The instrumentals off this EP are strangely beautiful. It can be so off-kilter yet comforting at the same time. For instance, the song “My feet’s tired (see page 108)” starts with this annoying high pitched feedback noise, but it seamlessly transitions into this very warm piano. Both the piano and guitar are utilized a lot throughout this EP. These instruments give off a very soothing feeling to each track. The song “THE MESSAGE 3: Blood (see page 39, 179, and Bye)” has this very peaceful guitar playing throughout the entire track. It matches very well with Malone’s emotional performance. Although these instrumentals are mostly soothing and relaxing, Malone does sprinkle in different sounds once in a while to spice things up. At random moments you can hear a glitchy voice or even a scream pop up. It helps add to the depressing tone of the EP.
Speaking of depressing, the subject matter is……a lot. This man is in pain and I hope he is getting some help. For the most part, Malone talks about his usual subject matter, but he always does it in a new and complicated way. The lyrics are so dense and it takes a lot of time to decipher. What I was able to get out of his lyrics is that this man has been in a very dark place.
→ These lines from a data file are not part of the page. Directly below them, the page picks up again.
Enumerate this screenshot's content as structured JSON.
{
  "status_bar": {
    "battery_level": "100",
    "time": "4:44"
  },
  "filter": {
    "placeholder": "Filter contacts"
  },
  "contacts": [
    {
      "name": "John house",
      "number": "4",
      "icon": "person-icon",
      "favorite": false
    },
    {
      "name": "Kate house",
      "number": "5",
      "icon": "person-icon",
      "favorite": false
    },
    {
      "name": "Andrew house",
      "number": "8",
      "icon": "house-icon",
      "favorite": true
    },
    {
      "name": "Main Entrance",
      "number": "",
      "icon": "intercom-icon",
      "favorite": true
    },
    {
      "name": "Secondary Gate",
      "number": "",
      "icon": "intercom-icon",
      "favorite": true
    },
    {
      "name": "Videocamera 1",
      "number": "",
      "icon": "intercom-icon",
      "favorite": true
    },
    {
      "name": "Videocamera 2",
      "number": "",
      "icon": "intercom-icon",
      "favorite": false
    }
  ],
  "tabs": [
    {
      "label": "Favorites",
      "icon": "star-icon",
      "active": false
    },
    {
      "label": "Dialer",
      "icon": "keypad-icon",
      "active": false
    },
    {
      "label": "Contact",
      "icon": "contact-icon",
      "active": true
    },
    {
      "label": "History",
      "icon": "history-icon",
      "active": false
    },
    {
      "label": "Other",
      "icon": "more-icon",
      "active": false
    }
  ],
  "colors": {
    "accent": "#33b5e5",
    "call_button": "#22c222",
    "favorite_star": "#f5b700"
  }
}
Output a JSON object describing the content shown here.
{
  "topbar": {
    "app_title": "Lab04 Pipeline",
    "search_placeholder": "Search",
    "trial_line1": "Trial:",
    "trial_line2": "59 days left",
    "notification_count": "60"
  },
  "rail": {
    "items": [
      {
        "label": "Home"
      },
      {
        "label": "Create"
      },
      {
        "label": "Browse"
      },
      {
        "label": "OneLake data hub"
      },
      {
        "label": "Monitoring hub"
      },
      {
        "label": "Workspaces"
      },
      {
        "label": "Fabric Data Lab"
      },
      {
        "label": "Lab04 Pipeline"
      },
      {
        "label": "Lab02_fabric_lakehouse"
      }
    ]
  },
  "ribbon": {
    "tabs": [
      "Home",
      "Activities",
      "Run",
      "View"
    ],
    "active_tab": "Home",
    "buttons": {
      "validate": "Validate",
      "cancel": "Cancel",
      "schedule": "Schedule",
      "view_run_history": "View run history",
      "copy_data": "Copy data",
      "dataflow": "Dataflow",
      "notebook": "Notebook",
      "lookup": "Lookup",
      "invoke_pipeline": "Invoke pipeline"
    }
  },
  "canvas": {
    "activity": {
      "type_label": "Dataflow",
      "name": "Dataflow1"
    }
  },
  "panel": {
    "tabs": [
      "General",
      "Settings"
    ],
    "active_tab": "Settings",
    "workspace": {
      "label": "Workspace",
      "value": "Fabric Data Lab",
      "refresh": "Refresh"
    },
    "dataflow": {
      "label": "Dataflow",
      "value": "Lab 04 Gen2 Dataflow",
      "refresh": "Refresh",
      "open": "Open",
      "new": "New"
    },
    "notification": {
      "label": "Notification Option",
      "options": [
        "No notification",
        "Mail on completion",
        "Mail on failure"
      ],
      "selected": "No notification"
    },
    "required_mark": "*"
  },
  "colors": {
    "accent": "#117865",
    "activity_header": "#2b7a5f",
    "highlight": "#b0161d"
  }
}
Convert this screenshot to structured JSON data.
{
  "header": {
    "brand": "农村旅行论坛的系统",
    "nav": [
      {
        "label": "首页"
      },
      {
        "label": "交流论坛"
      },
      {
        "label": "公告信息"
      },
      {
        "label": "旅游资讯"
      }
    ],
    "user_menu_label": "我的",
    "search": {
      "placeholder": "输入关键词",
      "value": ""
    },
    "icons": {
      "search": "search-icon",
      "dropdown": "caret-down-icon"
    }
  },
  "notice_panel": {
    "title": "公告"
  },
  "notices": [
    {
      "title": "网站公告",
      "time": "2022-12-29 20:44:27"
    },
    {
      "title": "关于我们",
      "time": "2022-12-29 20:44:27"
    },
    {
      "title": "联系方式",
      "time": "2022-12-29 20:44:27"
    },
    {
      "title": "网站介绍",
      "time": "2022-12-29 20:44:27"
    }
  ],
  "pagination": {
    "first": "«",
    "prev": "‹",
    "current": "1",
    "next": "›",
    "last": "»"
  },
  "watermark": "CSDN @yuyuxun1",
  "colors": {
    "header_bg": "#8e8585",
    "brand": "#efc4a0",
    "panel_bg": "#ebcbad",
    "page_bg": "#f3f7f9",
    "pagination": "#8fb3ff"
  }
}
He wants to live a normal life, but he can’t escape the horrors that are plaguing him. No matter how hard he screams for help, he continues to feel trapped. Malones lyrics are matched with some painful performances.
One of Malones biggest improvements, from his debut album, is his ability to give an impactful performance. Since A Quiet Farwell is mostly instrumental, and the features were on the mic more than Malone, I didn’t really know what Malone was capable of vocally. Turns out, he is pretty moving. Malone tends to have this moany singing voice, which I don’t mind at all, but in this EP he seemed like he was breaking out of his shell. He is a lot more expressive. You can tell how broken he is by listening to him sing. “The Wake Pt. 3 & 2 (see page 87, 58, and 48)” and “THE MESSAGE 3: Blood (see page 39, 179, and Bye)” showcases these emotions on full display. These two tracks give me goosebumps. This is a huge improvement from what he was doing on his last project.
Overall, I think Vergangenheitsbewältigung (Crater Speak) is a great companion piece to it’s older brother. This EP is practically A Quiet Farwell, but bite-size. If you are curious about Malone’s work I highly recommend this EP. I feel like this is a great gateway project to his material. I don’t think this EP is for everybody. It is a lot to take in, but I highly recommend it. It deserves a listen and who knows? Maybe it will resonate with you as it did for me.